Background: Immunotherapy has been used to treat many cancers for years. It has been combined with other treatments such as chemotherapy and stem cell transplant. The purpose of the current study is to assess the impact of immunotherapy and payer status on Acute Myeloid Leukemia (AML) patient survival.
Patients and Methods: Patients in the National Cancer Data Base who were registered between 2004 and 2012 and followed up to the end of 2013 were used in this research. We evaluated a cohort of 50272 AML patients between the ages of 18 to 65 years old who did not undergo radiation or hormonal therapy. The effect of treatments (immunotherapy, stem cell transplant, and adjuvant chemotherapy) on the survival of AML was investigated. Additional variables adjusted included sex, age, race, Charlson Comorbidity Index, education, income, payer status, distance traveled, facility type, diagnosing/treating facility, and treatment delay. Multivariate Cox regression was used to investigate the effect of immunotherapy on the survival of AML patients while adjusting for other factors.
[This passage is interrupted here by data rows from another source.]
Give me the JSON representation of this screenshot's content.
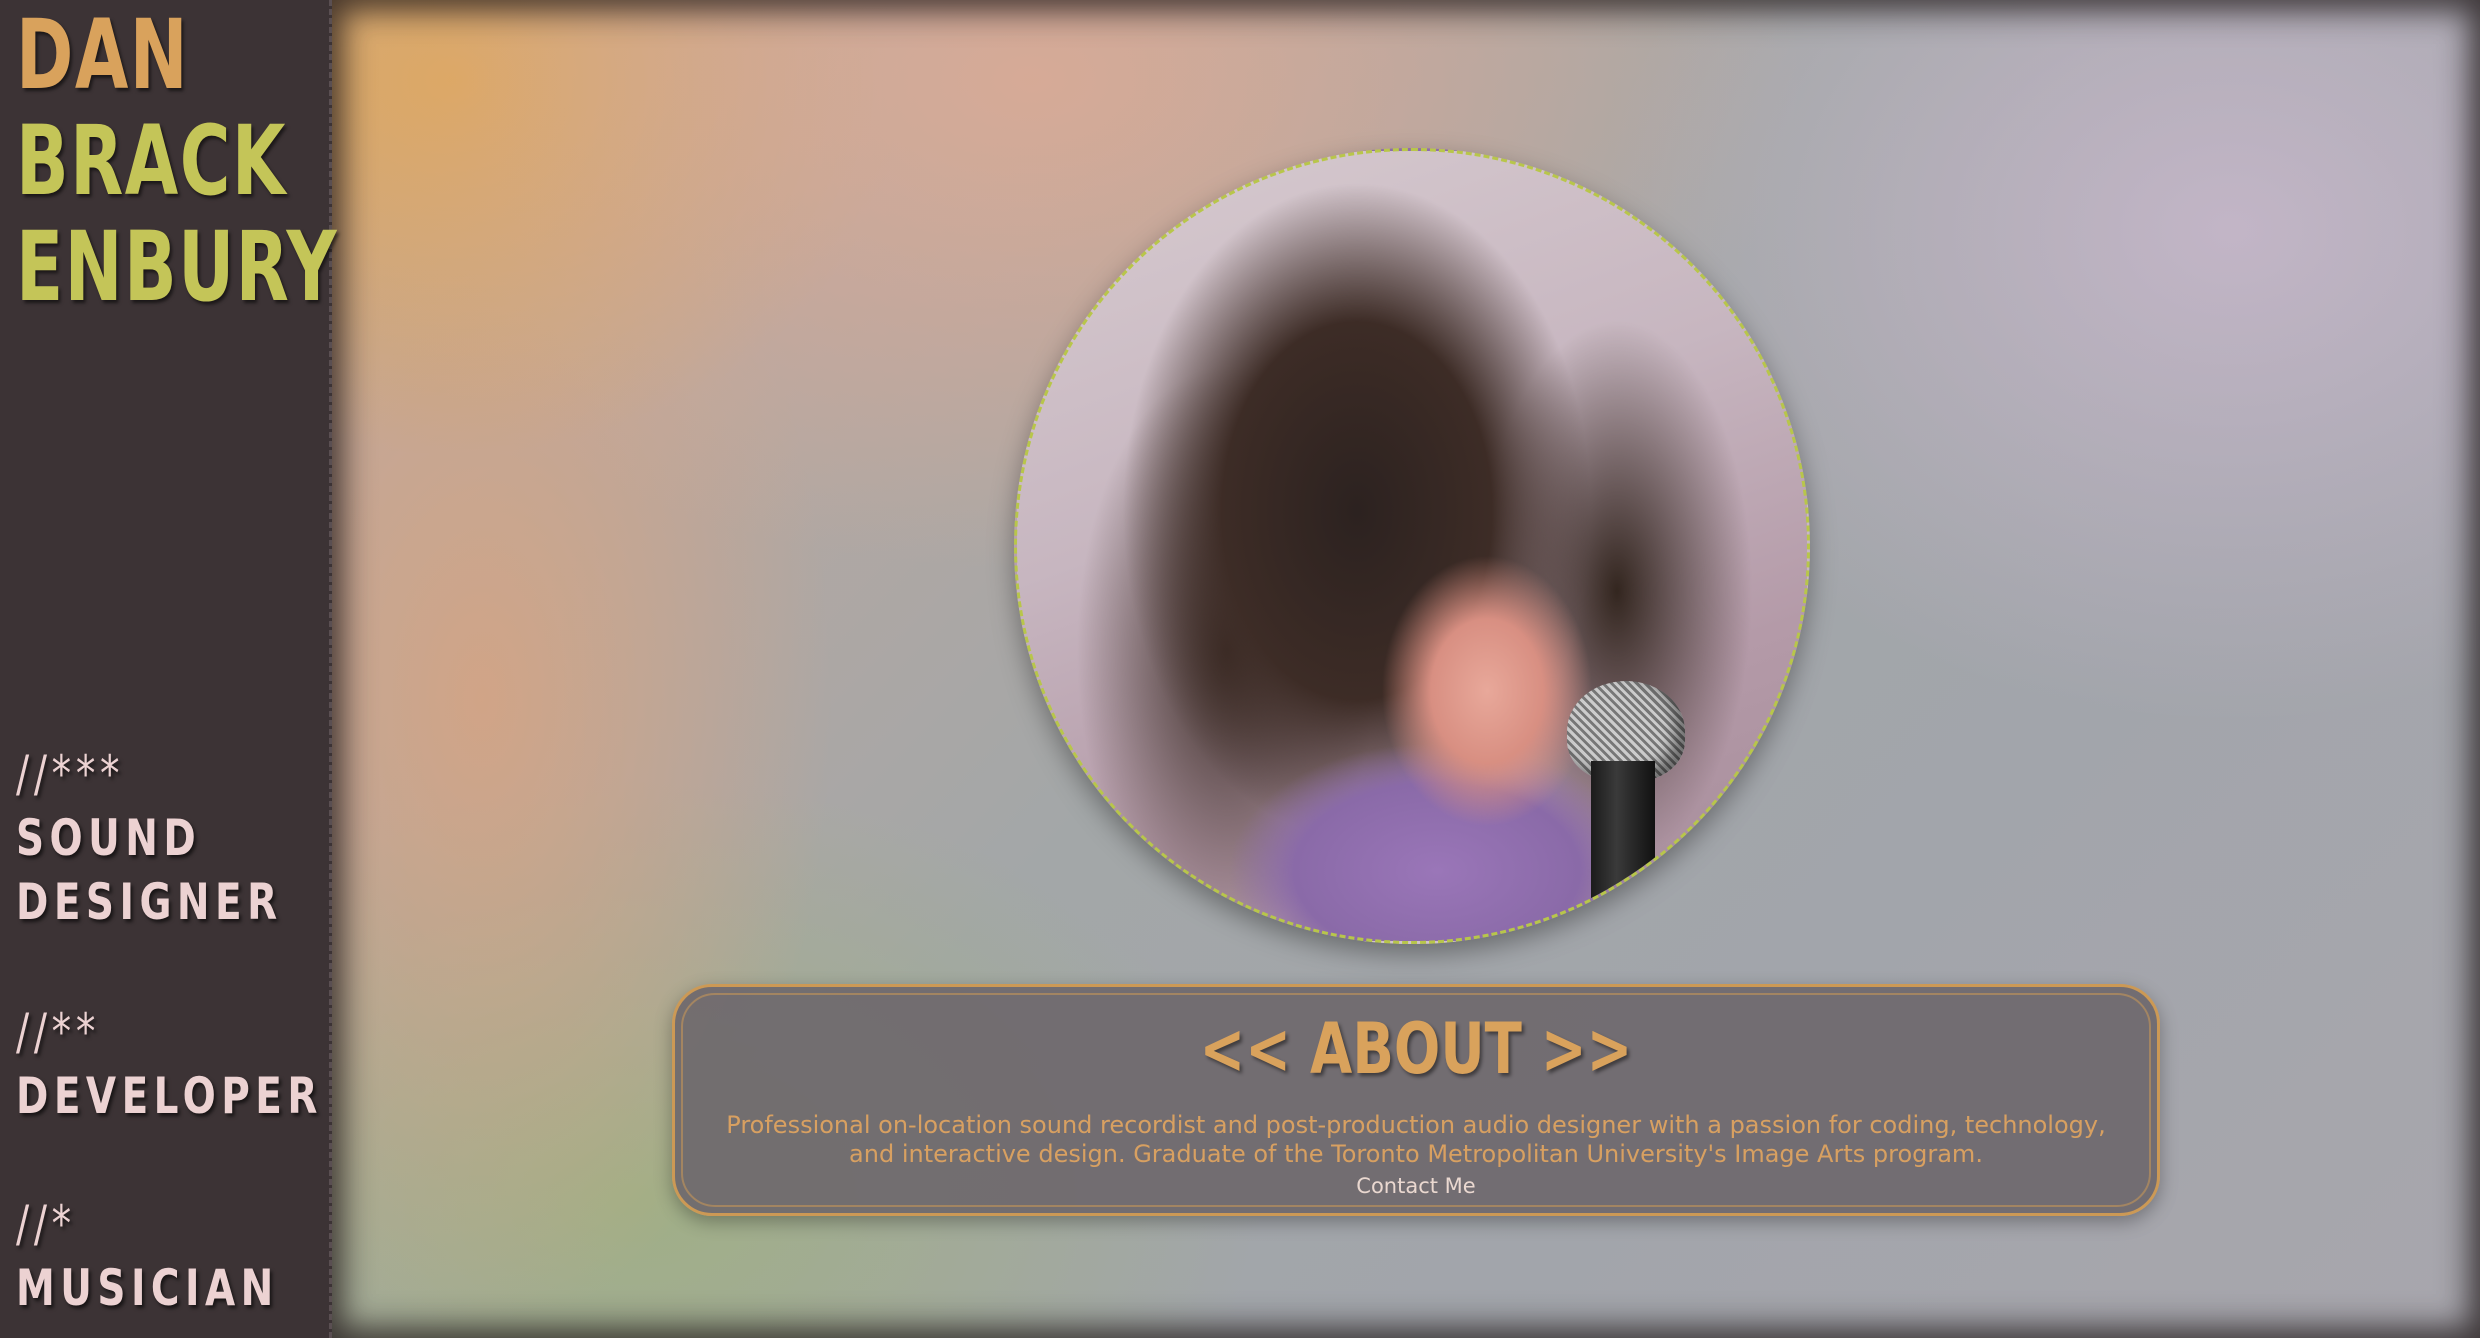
{
  "sidebar": {
    "name_lines": [
      "DAN",
      "BRACK",
      "ENBURY"
    ],
    "roles": [
      {
        "stars": "//***",
        "label_lines": [
          "SOUND",
          "DESIGNER"
        ]
      },
      {
        "stars": "//**",
        "label_lines": [
          "DEVELOPER"
        ]
      },
      {
        "stars": "//*",
        "label_lines": [
          "MUSICIAN"
        ]
      }
    ]
  },
  "about": {
    "title": "<< ABOUT >>",
    "text": "Professional on-location sound recordist and post-production audio designer with a passion for coding, technology, and interactive design. Graduate of the Toronto Metropolitan University's Image Arts program.",
    "contact_label": "Contact Me"
  },
  "colors": {
    "sidebar_bg": "#3c3335",
    "name_orange": "#d9a25c",
    "name_green": "#c4c558",
    "role_text": "#ecd2d2",
    "about_accent": "#cc9955",
    "portrait_border": "#b8c64a"
  }
}
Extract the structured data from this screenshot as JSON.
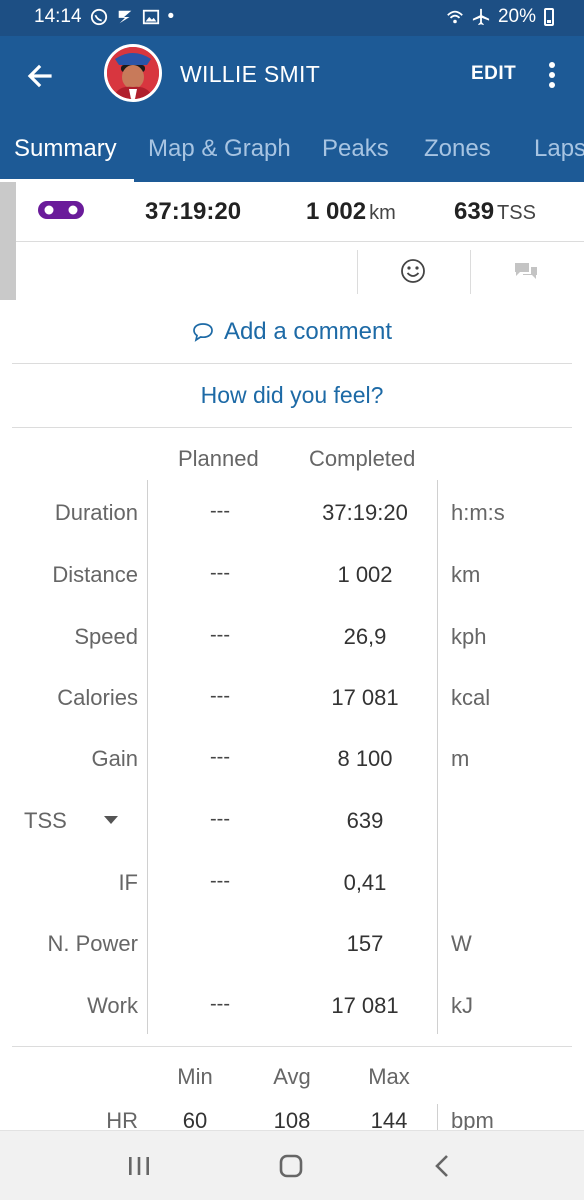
{
  "status_bar": {
    "time": "14:14",
    "battery": "20%"
  },
  "app_bar": {
    "title": "WILLIE SMIT",
    "edit_label": "EDIT"
  },
  "tabs": [
    {
      "label": "Summary",
      "active": true
    },
    {
      "label": "Map & Graph",
      "active": false
    },
    {
      "label": "Peaks",
      "active": false
    },
    {
      "label": "Zones",
      "active": false
    },
    {
      "label": "Laps",
      "active": false
    }
  ],
  "summary": {
    "duration": "37:19:20",
    "distance_value": "1 002",
    "distance_unit": "km",
    "tss_value": "639",
    "tss_unit": "TSS"
  },
  "actions": {
    "comment_label": "Add a comment",
    "feel_label": "How did you feel?"
  },
  "table": {
    "planned_header": "Planned",
    "completed_header": "Completed",
    "rows": [
      {
        "label": "Duration",
        "planned": "---",
        "completed": "37:19:20",
        "unit": "h:m:s"
      },
      {
        "label": "Distance",
        "planned": "---",
        "completed": "1 002",
        "unit": "km"
      },
      {
        "label": "Speed",
        "planned": "---",
        "completed": "26,9",
        "unit": "kph"
      },
      {
        "label": "Calories",
        "planned": "---",
        "completed": "17 081",
        "unit": "kcal"
      },
      {
        "label": "Gain",
        "planned": "---",
        "completed": "8 100",
        "unit": "m"
      },
      {
        "label": "TSS",
        "planned": "---",
        "completed": "639",
        "unit": ""
      },
      {
        "label": "IF",
        "planned": "---",
        "completed": "0,41",
        "unit": ""
      },
      {
        "label": "N. Power",
        "planned": "",
        "completed": "157",
        "unit": "W"
      },
      {
        "label": "Work",
        "planned": "---",
        "completed": "17 081",
        "unit": "kJ"
      }
    ]
  },
  "hr_table": {
    "headers": [
      "Min",
      "Avg",
      "Max"
    ],
    "label": "HR",
    "values": [
      "60",
      "108",
      "144"
    ],
    "unit": "bpm"
  },
  "colors": {
    "app_bar": "#1d5a96",
    "status_bar": "#1d4f84",
    "link": "#1d6aa6",
    "bike_icon": "#6a1b9a"
  },
  "icons": {
    "back": "arrow-left-icon",
    "more": "more-vert-icon",
    "bike": "bike-chain-icon",
    "smiley": "smiley-icon",
    "chat": "chat-bubble-icon",
    "comment": "comment-icon",
    "nav_recents": "recents-icon",
    "nav_home": "home-icon",
    "nav_back": "back-chevron-icon"
  }
}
Results: The mean age of the patients was 49 years (SD = 12) old. The proportion of patients that received treatments were immunotherapy (1.47%), stem cell transplant (6.11%), and chemotherapy (74.43%). The median overall survival for all patients was 8.76 years. While using multivariate analysis to adjust for other factors, effects of treatment on survival were significant for chemotherapy (hazard ratio (HR) = 1.7, 95% CI: 1.49-2.0), immunotherapy (HR = 0.87, 95% CI: 0.76-0.99), and stem cell transplant (HR = 0.946, 95% CI: 0.88-1.01). While adjusting for other factors, patients who received immunotherapy had a reduced risk of death by 13% compared to patients without immunotherapy whereas patients who received chemotherapy had an increased risk of death by 70% compared to patients without chemotherapy. In addition, compared to patients with private insurance, the HR were 1.38, 1.43, and 1.2 for Medicaid, Medicare and uninsured patients, respectively and were all statistically significant. Compared to patients with a Comorbidity Index score of 0, the HR were 1.35 and 1.71 for Comorbidity Index score of 1 and 2+, respectively.
Conclusion: Immunotherapy was found to be a significant benefactor in the survival of AML patients. In addition, payer status and Comorbidity index score were also significant predictors for the survival of AML patients.
Citation Format: Runhua Shi, Teena Li, Lawrence Shi, Glenn Mills. Immunotherapy effect on survival of acute myeloid leukemia patients [abstract]. In: Proceedings of the Second CRI-CIMT-EATI-AACR International Cancer Immunotherapy Conference: Translating Science into Survival; 2016 Sept 25-28; New York, NY. Philadelphia (PA): AACR; Cancer Immunol Res 2016;4(11 Suppl):Abstract nr B138.
- ©2016 American Association for Cancer Research.